Factors Affecting the Value:
Several factors can affect the value of a $500 bill:
1. Condition: Bills in better condition, without folds, tears, or stains, tend to have a higher value.
2. Rarity: The $500 bill is already rare due to its high denomination. Bills from specific years or with unique features can be even rarer, increasing their value.
3. Demand: The demand for $500 bills among collectors influences their value. If there is a higher demand, the price may increase.
4. Historical Significance: Some $500 bills may have historical significance, such as being from a specific era or having belonged to a notable individual. These bills can have a higher value due to their historical context.
Frequently Asked Questions:
1. Are $500 bills still in circulation?
No, $500 bills are no longer in circulation.
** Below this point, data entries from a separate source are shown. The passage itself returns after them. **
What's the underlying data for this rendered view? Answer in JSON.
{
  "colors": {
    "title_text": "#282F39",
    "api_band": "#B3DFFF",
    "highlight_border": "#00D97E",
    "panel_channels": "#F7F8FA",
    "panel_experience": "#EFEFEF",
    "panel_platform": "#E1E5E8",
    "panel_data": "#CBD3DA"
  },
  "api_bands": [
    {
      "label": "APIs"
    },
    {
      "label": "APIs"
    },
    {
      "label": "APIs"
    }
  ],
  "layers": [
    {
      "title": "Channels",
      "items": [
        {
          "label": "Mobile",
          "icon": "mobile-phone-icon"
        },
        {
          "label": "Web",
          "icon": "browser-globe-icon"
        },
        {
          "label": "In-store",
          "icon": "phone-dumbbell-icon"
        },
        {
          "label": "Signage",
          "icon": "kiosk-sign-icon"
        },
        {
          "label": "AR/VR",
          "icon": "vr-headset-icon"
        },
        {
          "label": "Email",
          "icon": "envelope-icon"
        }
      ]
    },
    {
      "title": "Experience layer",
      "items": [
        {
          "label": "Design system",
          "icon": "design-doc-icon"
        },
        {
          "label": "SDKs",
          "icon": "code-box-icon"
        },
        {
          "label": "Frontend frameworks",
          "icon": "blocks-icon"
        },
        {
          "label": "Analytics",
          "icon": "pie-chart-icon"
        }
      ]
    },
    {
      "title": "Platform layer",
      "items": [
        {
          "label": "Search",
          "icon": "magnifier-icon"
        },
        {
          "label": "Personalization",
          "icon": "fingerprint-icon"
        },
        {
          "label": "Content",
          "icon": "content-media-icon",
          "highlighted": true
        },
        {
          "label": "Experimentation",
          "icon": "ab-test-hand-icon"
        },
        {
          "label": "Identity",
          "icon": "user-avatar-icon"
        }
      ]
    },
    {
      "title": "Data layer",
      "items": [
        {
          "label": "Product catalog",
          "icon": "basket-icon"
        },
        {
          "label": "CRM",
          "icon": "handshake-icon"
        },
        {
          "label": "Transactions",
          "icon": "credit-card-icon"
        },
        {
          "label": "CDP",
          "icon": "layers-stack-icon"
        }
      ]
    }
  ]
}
The government stopped printing them in 1945, and they were officially discontinued in 1969 due to concerns about their use in illegal activities.
2. Can I use a $500 bill to make purchases?
While $500 bills are still considered legal tender, it is highly unlikely that you will be able to use one for day-to-day transactions. Banks and businesses generally do not accept them, and it is more common to find them in the hands of collectors or museums.
3. How can I authenticate a $500 bill?
To authenticate a $500 bill, it is recommended to consult with a professional currency dealer or appraiser. They have the expertise and tools to assess its authenticity, condition, and value accurately.
4. Can I sell my $500 bill?
Yes, you can sell your $500 bill. If you are interested in selling, it is advisable to reach out to a reputable currency dealer or auction house to ensure you receive a fair price for your bill.
5. Are there any plans to reintroduce the $500 bill?
As of now, there are no plans to reintroduce the $500 bill into circulation. Due to concerns about counterfeiting and its association with illegal activities, it is unlikely that the government will produce this denomination again.
In conclusion, a $500 bill holds both historical and collector value. Its rarity and unique features make it a sought-after piece of currency among collectors. If you are lucky enough to possess a $500 bill, it is essential to understand its value, condition, and historical significance. Whether you choose to keep it as a collectible or sell it, the $500 bill remains a fascinating artifact of American currency history.